Scary Good Web Design Tips

Krysia GabenskiFeatured News

October 26, 2015

Beware, dear reader, and steel your nerves before continuing further in this article. The stories contained herein are the unfortunate tales of dentists and patients attempting to connect with each other through mismanaged and long-neglected practice websites. Let this be a cautionary tale, and take heed, lest a similar gruesome fate befall your own practice.

It Came From 2005
It took almost half a minute, but when the dentist’s website finally shambled out from the darkness of the loading screen, the patient gasped. It was hideous. The unsightly configuration of mismatched and outdated design elements shuffled forward on two poorly constructed footers like an HTML Frankenstein’s monster.

“Welcome to my website,” it croaked, its cobwebbed mouth opened wide, revealing teeth in much need of a good dentist.

The patient nearly gagged as the unresponsive mass lurched forward, oversized images dragging behind its lopsided gait.

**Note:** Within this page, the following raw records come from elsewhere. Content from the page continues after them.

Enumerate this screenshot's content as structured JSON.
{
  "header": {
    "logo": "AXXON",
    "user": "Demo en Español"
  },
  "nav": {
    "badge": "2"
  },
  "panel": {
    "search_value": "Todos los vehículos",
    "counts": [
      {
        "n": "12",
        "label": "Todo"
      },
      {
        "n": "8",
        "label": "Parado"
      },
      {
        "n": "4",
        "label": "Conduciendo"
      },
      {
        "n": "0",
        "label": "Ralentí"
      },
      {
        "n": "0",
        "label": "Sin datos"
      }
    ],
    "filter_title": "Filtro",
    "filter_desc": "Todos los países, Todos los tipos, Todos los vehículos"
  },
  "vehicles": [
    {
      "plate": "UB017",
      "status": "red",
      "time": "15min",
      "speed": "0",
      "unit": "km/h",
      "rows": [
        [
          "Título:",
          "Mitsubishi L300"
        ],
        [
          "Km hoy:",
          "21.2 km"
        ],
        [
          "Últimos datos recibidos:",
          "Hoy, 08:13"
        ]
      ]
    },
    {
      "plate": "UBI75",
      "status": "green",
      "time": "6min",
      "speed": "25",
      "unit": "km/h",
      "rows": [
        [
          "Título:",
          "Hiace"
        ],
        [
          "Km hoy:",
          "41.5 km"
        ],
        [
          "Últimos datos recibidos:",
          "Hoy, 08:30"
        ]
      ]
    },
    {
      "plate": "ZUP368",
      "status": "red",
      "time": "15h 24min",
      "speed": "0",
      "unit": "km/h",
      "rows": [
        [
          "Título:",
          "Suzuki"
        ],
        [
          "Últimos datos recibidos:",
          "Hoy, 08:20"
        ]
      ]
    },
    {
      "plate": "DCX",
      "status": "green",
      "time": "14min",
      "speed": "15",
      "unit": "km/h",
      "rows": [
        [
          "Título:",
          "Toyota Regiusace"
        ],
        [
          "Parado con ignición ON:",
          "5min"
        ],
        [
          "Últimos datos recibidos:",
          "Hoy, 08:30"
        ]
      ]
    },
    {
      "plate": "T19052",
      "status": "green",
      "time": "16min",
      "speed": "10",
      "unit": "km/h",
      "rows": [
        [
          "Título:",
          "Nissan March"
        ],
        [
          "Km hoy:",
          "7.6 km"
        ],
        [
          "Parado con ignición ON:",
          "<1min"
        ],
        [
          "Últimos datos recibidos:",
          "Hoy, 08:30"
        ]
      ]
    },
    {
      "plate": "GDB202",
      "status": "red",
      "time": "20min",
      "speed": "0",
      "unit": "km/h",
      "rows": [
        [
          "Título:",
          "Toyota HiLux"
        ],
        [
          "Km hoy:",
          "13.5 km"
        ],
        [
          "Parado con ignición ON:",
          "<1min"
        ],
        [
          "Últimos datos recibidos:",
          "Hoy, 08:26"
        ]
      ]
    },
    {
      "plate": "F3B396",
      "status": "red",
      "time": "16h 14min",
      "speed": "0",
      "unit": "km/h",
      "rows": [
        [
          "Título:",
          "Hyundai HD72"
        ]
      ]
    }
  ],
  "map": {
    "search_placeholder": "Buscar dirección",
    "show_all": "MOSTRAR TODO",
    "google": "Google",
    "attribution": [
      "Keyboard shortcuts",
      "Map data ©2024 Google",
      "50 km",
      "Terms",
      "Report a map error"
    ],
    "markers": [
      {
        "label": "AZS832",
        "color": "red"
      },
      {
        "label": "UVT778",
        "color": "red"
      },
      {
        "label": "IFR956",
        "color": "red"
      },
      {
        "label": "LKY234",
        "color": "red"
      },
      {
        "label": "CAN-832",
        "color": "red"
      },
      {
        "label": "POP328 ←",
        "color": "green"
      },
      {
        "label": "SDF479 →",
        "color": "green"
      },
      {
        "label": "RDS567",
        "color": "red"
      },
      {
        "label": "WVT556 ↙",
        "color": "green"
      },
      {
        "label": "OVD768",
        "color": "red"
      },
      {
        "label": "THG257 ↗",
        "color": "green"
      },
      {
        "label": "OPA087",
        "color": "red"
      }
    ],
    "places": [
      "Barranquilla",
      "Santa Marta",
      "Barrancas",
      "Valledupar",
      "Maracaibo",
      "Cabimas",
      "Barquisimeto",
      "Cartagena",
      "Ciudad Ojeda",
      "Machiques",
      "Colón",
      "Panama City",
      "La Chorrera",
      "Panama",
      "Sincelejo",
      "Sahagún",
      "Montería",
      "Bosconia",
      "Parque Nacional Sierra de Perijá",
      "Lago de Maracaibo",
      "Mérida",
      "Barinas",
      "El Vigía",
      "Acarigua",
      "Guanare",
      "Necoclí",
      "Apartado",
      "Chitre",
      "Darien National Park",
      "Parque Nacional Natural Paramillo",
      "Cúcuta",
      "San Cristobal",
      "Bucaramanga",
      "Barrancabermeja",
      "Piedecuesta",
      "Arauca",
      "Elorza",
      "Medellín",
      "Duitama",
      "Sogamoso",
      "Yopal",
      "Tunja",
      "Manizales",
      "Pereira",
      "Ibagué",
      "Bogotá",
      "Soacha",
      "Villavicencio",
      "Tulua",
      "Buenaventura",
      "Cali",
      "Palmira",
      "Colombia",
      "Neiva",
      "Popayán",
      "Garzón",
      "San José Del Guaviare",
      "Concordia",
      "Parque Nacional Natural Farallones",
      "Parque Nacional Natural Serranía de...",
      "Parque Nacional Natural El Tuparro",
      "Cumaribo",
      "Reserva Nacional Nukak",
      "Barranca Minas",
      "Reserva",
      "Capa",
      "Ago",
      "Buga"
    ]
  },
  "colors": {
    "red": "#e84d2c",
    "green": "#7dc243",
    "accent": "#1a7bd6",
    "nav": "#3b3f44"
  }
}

It was almost enough to make her pity the aberration, but there was no time. She had to escape, to find a dentist with a modern Web presence. After all, if this is what the website looked like, there was no telling what outdated horrors lay within the practice itself.

In Cyberspace, No One Can Hear You Tweet
Dr. Igor had nothing but good intentions when he set out on his new experiment. The goal? Using social media to promote his practice and start generating referrals. He set up a Facebook page and a Twitter handle and started posting regularly. All might have gone well had he not made two crucial mistakes—failing to integrate social media buttons on the main website and never encouraging a patient to “like” his practice in person.

Dr. Igor has not been seen by a patient online since 2011. Legend has it that on some clear nights, if you turn up your speakers and listen very hard, you can just barely hear the whimper of his social media posts mumbling about the importance of semiannual exams.

There is still time for you. The horrors described here need never haunt your own practice. With the help of a company like the CDA-endorsed Web presence provider, Officite, your practice will be safe and sound with cutting edge responsive mobile design, integrated social media and search engine optimization—the tools your practice needs to survive.

About the Author: Kevin Rach is the marketing communications manager at Officite.